The Spanish Constitutional Court (TC) declares that an internet search by name is likely to infringe the right to oblivion
The First Chamber of the TC upheld the application for amparo presented by two persons who considered infringed their rights to honour, privacy and protection of data by the use of web technologies. Because their first and last name appeared in the search engines of library-newspaper archives. The application was made against a judicial decision of the Spanish Supreme Court of 15th of October of 2015 about the digital “right to be forgotten” of prosecuted persons for their implication in a case of drug trafficking and drug use in the 80’s in which the civil Court denied the relevance of erasing the last and first names of the data collected in the library-newspaper archive and concluded that it consisted in an excessive restriction of the freedom of information. Consequently, the plaintiffs alleged an infringement of their right to “be forgotten”, based on article 17 of the EU Regulation on the protection of natural persons with regard to the processing of personal data.
To solve this very matter, the decision of the Constitutional Court, issued on July 4th by the First Chamber, specifies that “the prohibition to index personal data, in particular the name of the claimants. For its use by the internal browser of El País has to be restricted, suitable, necessary and proportionate in order to avoid any adverse impact of the broadcast of a news item prejudicial for the rights invoked”.
The solution of the controversy must take in consideration the balance between the freedom of information and the right to informational self, in which the effect of passing of time has an important part regarding the functioning of the communication media and its twofold dimension (informative and investigative). According to this Court, “the universalization of the access to the library-newspaper archives, and the universalization of the access to data through search engines, increases the impact of the interference into the right to informational self (art.18.4 of the Spanish Constitution) and the citizen’s right to privacy (art. 18.1 CE)”.
The Court concludes in its decision to bear in mind that the internal search engines of websites fulfil the function of allowing the discovery and the disclosure of the news. It reminds that such function is secured even if the possibility to make a search using the first and last name of the persons concerned (with any special public impact), is deleted.
Consequently, “it will always be possible when there is an investigative purpose in the search of information apart from the mere journalistic interest about the person under investigation, to trace the news by a topical research, a temporal, geographical one or any other kind of search”.

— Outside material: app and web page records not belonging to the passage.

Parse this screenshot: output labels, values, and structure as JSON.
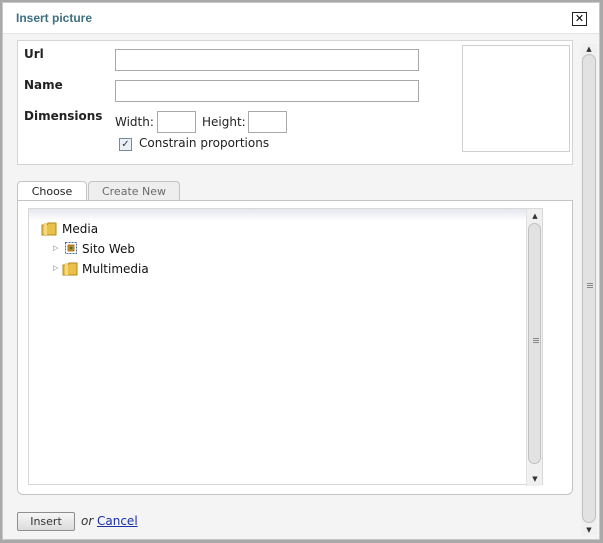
{
  "dialog": {
    "title": "Insert picture",
    "close_glyph": "✕"
  },
  "form": {
    "url_label": "Url",
    "url_value": "",
    "name_label": "Name",
    "name_value": "",
    "dimensions_label": "Dimensions",
    "width_label": "Width:",
    "width_value": "",
    "height_label": "Height:",
    "height_value": "",
    "constrain_label": "Constrain proportions",
    "constrain_checked": true
  },
  "tabs": [
    {
      "label": "Choose",
      "active": true
    },
    {
      "label": "Create New",
      "active": false
    }
  ],
  "tree": {
    "root": {
      "label": "Media",
      "icon": "folder-icon"
    },
    "children": [
      {
        "label": "Sito Web",
        "icon": "site-icon",
        "expander": "collapsed"
      },
      {
        "label": "Multimedia",
        "icon": "folder-icon",
        "expander": "collapsed"
      }
    ]
  },
  "footer": {
    "insert_label": "Insert",
    "or_text": "or",
    "cancel_label": "Cancel"
  },
  "colors": {
    "title": "#3d7080",
    "link": "#1b2fa6",
    "folder": "#e8c04a"
  }
}
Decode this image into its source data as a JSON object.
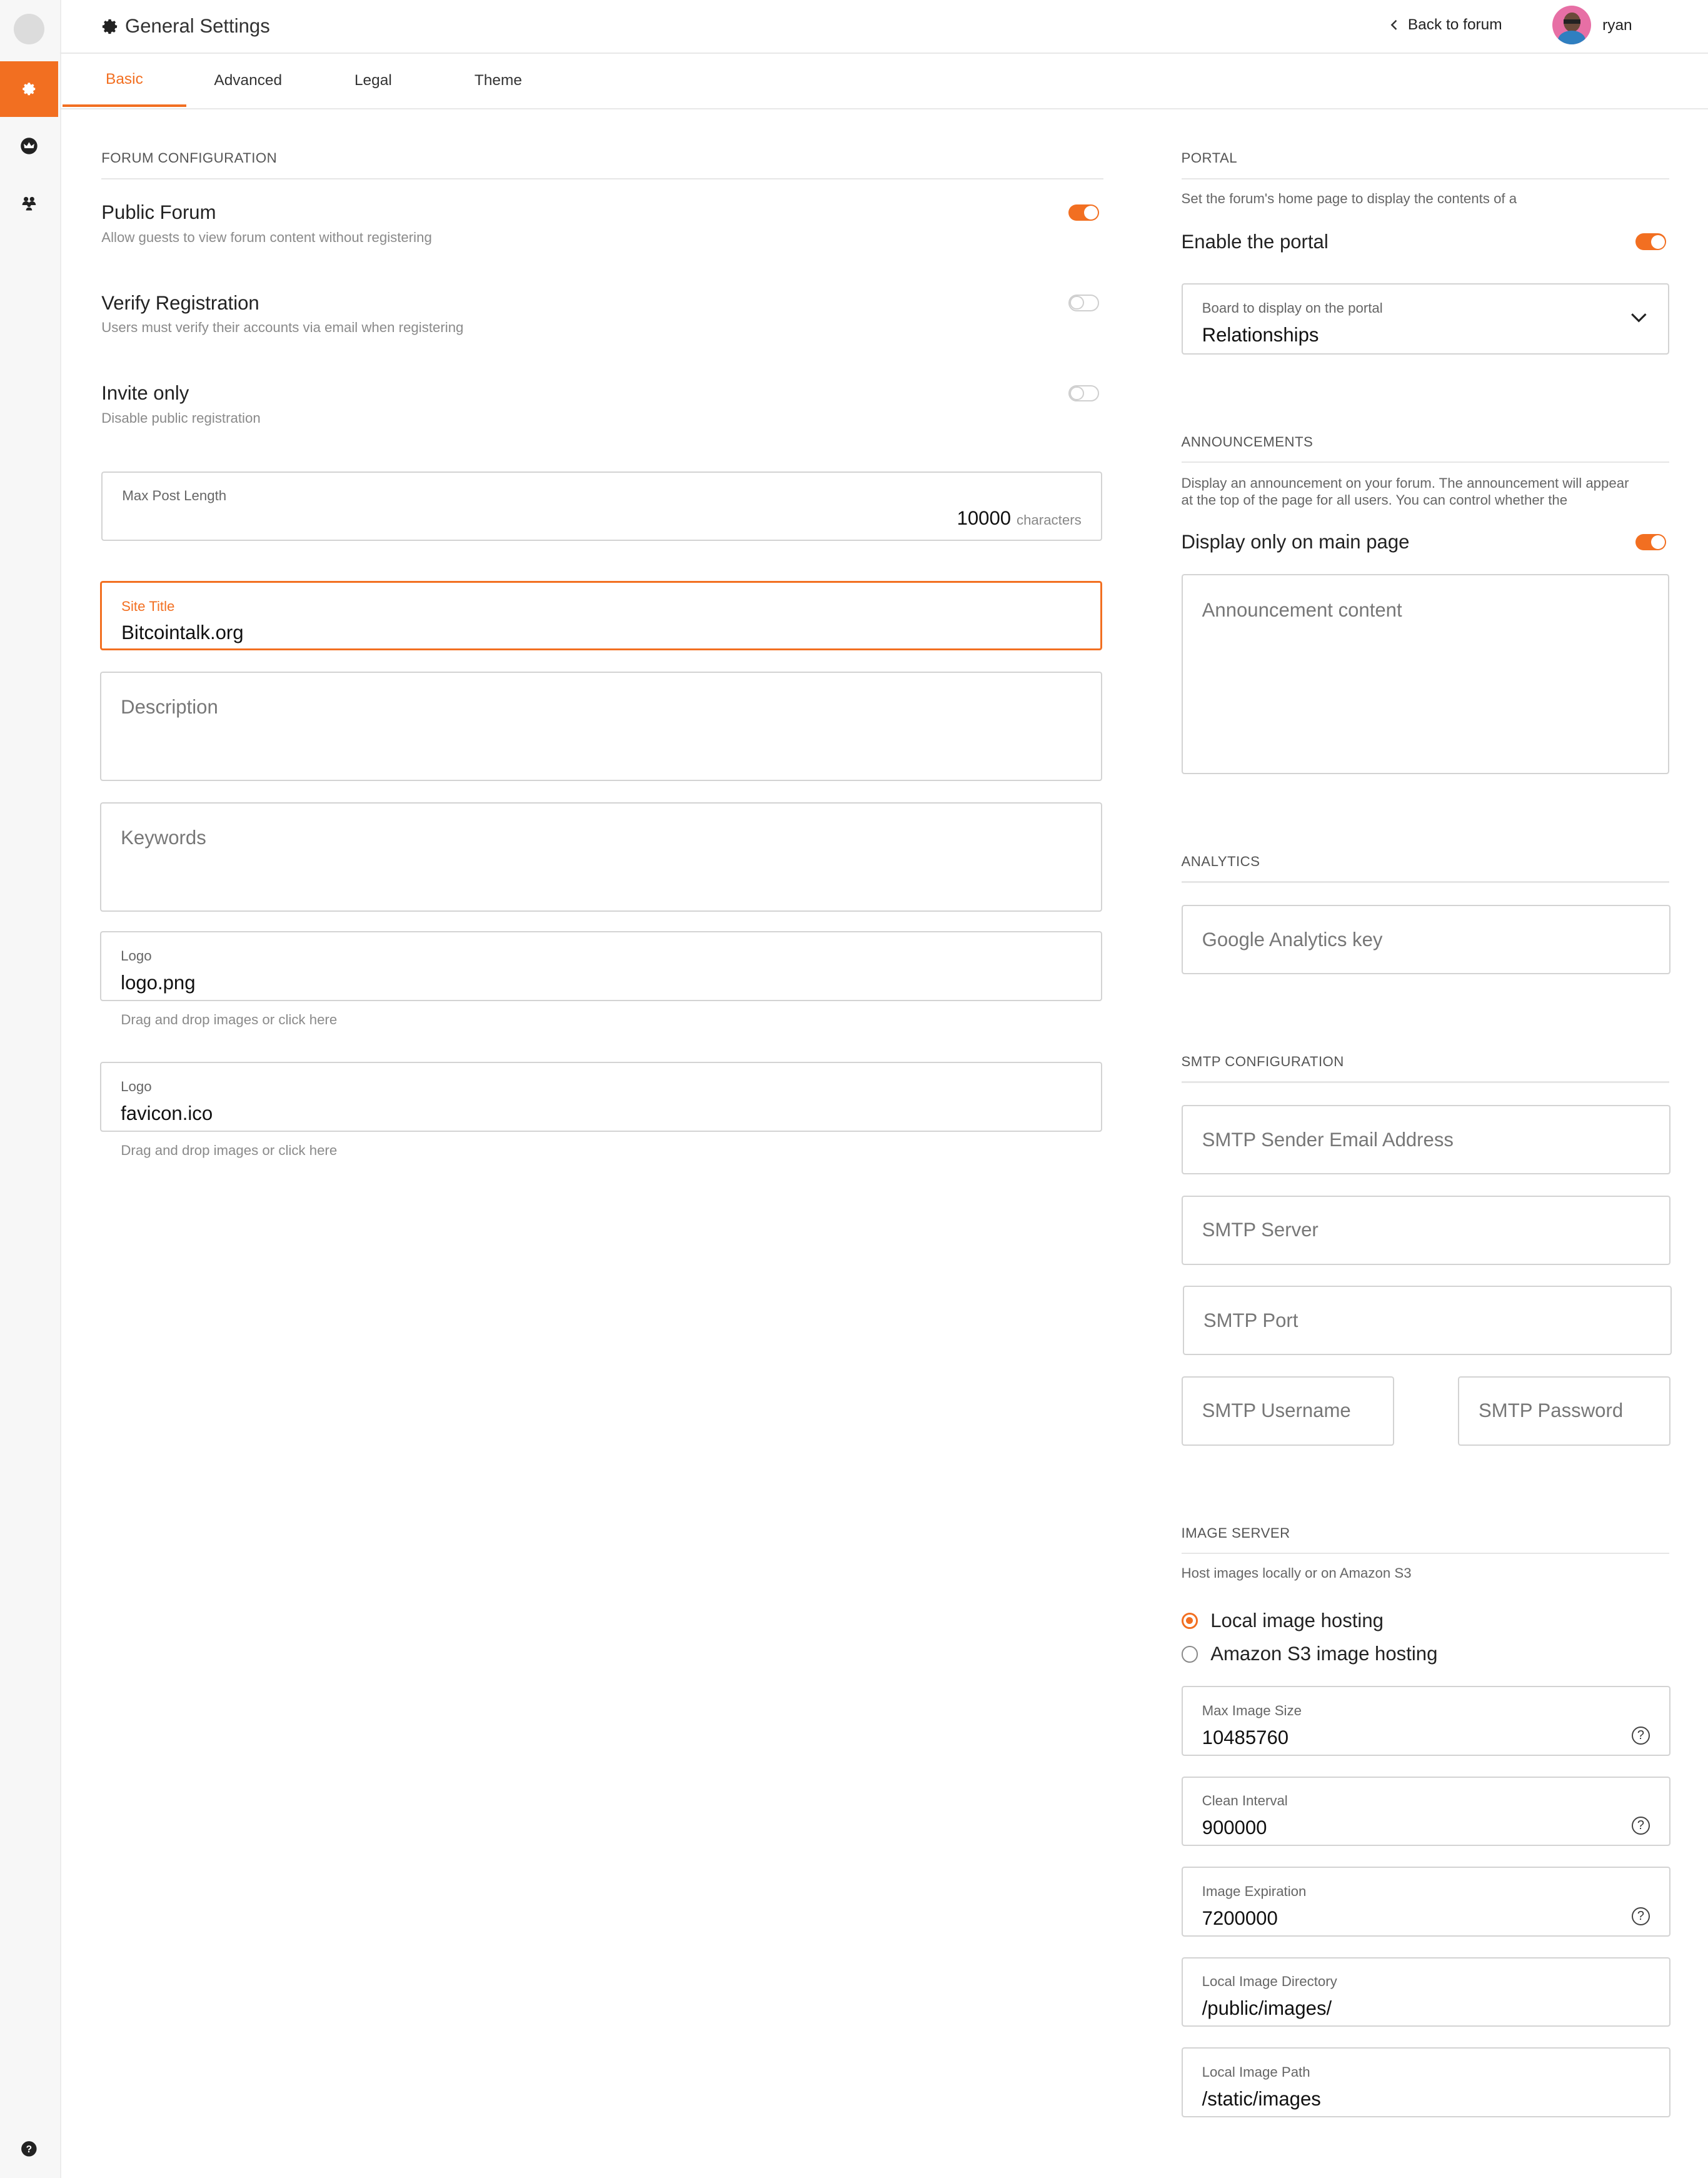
{
  "header": {
    "title": "General Settings",
    "back_label": "Back to forum",
    "user_name": "ryan"
  },
  "tabs": [
    "Basic",
    "Advanced",
    "Legal",
    "Theme"
  ],
  "sidebar": {
    "icons": [
      "settings-icon",
      "crown-icon",
      "group-icon",
      "help-icon"
    ]
  },
  "forum_config": {
    "section_title": "FORUM CONFIGURATION",
    "toggles": [
      {
        "label": "Public Forum",
        "help": "Allow guests to view forum content without registering",
        "on": true
      },
      {
        "label": "Verify Registration",
        "help": "Users must verify their accounts via email when registering",
        "on": false
      },
      {
        "label": "Invite only",
        "help": "Disable public registration",
        "on": false
      }
    ],
    "max_post": {
      "label": "Max Post Length",
      "value": "10000",
      "unit": "characters"
    },
    "site_title": {
      "label": "Site Title",
      "value": "Bitcointalk.org"
    },
    "description": {
      "placeholder": "Description"
    },
    "keywords": {
      "placeholder": "Keywords"
    },
    "logo": {
      "label": "Logo",
      "value": "logo.png",
      "help": "Drag and drop images or click here"
    },
    "favicon": {
      "label": "Logo",
      "value": "favicon.ico",
      "help": "Drag and drop images or click here"
    }
  },
  "portal": {
    "section_title": "PORTAL",
    "description": "Set the forum's home page to display the contents of a",
    "enable_label": "Enable the portal",
    "enabled": true,
    "board_label": "Board to display on the portal",
    "board_value": "Relationships"
  },
  "announcements": {
    "section_title": "ANNOUNCEMENTS",
    "description_line1": "Display an announcement on your forum. The announcement will appear",
    "description_line2": "at the top of the page for all users. You can control whether the",
    "main_only_label": "Display only on main page",
    "main_only": true,
    "content_placeholder": "Announcement content"
  },
  "analytics": {
    "section_title": "ANALYTICS",
    "key_placeholder": "Google Analytics key"
  },
  "smtp": {
    "section_title": "SMTP CONFIGURATION",
    "sender_placeholder": "SMTP Sender Email Address",
    "server_placeholder": "SMTP Server",
    "port_placeholder": "SMTP Port",
    "username_placeholder": "SMTP Username",
    "password_placeholder": "SMTP Password"
  },
  "image_server": {
    "section_title": "IMAGE SERVER",
    "description": "Host images locally or on Amazon S3",
    "options": [
      {
        "label": "Local image hosting",
        "selected": true
      },
      {
        "label": "Amazon S3 image hosting",
        "selected": false
      }
    ],
    "max_size": {
      "label": "Max Image Size",
      "value": "10485760"
    },
    "clean_interval": {
      "label": "Clean Interval",
      "value": "900000"
    },
    "expiration": {
      "label": "Image Expiration",
      "value": "7200000"
    },
    "local_dir": {
      "label": "Local Image Directory",
      "value": "/public/images/"
    },
    "local_path": {
      "label": "Local Image Path",
      "value": "/static/images"
    }
  },
  "colors": {
    "accent": "#f26f21",
    "border": "#d3d3d3"
  }
}
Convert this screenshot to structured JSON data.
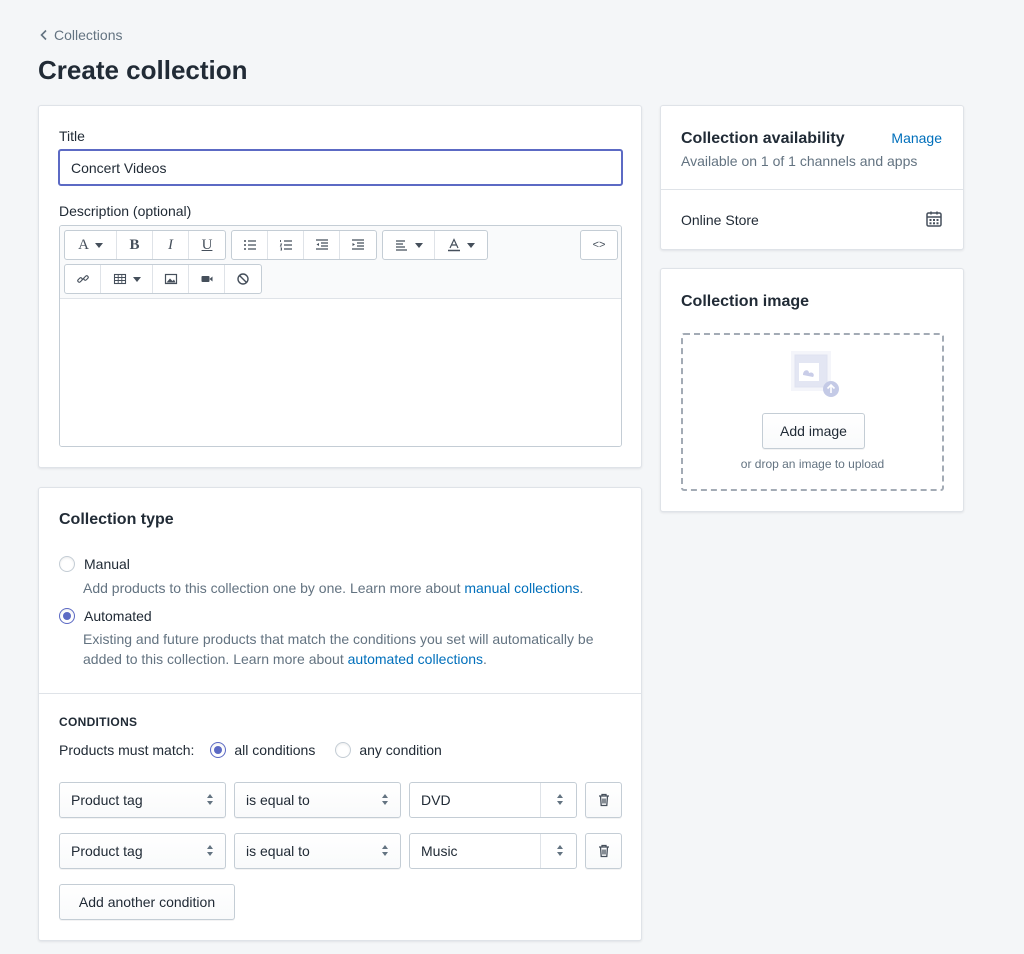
{
  "breadcrumb": {
    "label": "Collections"
  },
  "page": {
    "title": "Create collection"
  },
  "details": {
    "title_label": "Title",
    "title_value": "Concert Videos",
    "description_label": "Description (optional)"
  },
  "editor_toolbar": {
    "icons": [
      "font-icon",
      "bold-icon",
      "italic-icon",
      "underline-icon",
      "bullet-list-icon",
      "numbered-list-icon",
      "outdent-icon",
      "indent-icon",
      "align-icon",
      "text-color-icon",
      "html-code-icon",
      "link-icon",
      "table-icon",
      "image-icon",
      "video-icon",
      "clear-format-icon"
    ],
    "font_glyph": "A",
    "bold_glyph": "B",
    "italic_glyph": "I",
    "underline_glyph": "U",
    "code_glyph": "<>"
  },
  "collection_type": {
    "heading": "Collection type",
    "manual": {
      "label": "Manual",
      "help": "Add products to this collection one by one. Learn more about ",
      "link": "manual collections",
      "selected": false
    },
    "automated": {
      "label": "Automated",
      "help": "Existing and future products that match the conditions you set will automatically be added to this collection. Learn more about ",
      "link": "automated collections",
      "selected": true
    }
  },
  "conditions": {
    "heading": "CONDITIONS",
    "match_label": "Products must match:",
    "all_label": "all conditions",
    "any_label": "any condition",
    "match_mode": "all",
    "rows": [
      {
        "field": "Product tag",
        "operator": "is equal to",
        "value": "DVD"
      },
      {
        "field": "Product tag",
        "operator": "is equal to",
        "value": "Music"
      }
    ],
    "add_button": "Add another condition"
  },
  "availability": {
    "heading": "Collection availability",
    "manage_link": "Manage",
    "subtitle": "Available on 1 of 1 channels and apps",
    "channel": "Online Store"
  },
  "collection_image": {
    "heading": "Collection image",
    "add_button": "Add image",
    "hint": "or drop an image to upload"
  },
  "colors": {
    "accent": "#5c6ac4",
    "link": "#006fbb",
    "background": "#f4f6f8",
    "subdued_text": "#637381"
  }
}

Therefore, the personal data of the petitioners that do not add any type of interest to the news is not necessary, the initials of their name being sufficient.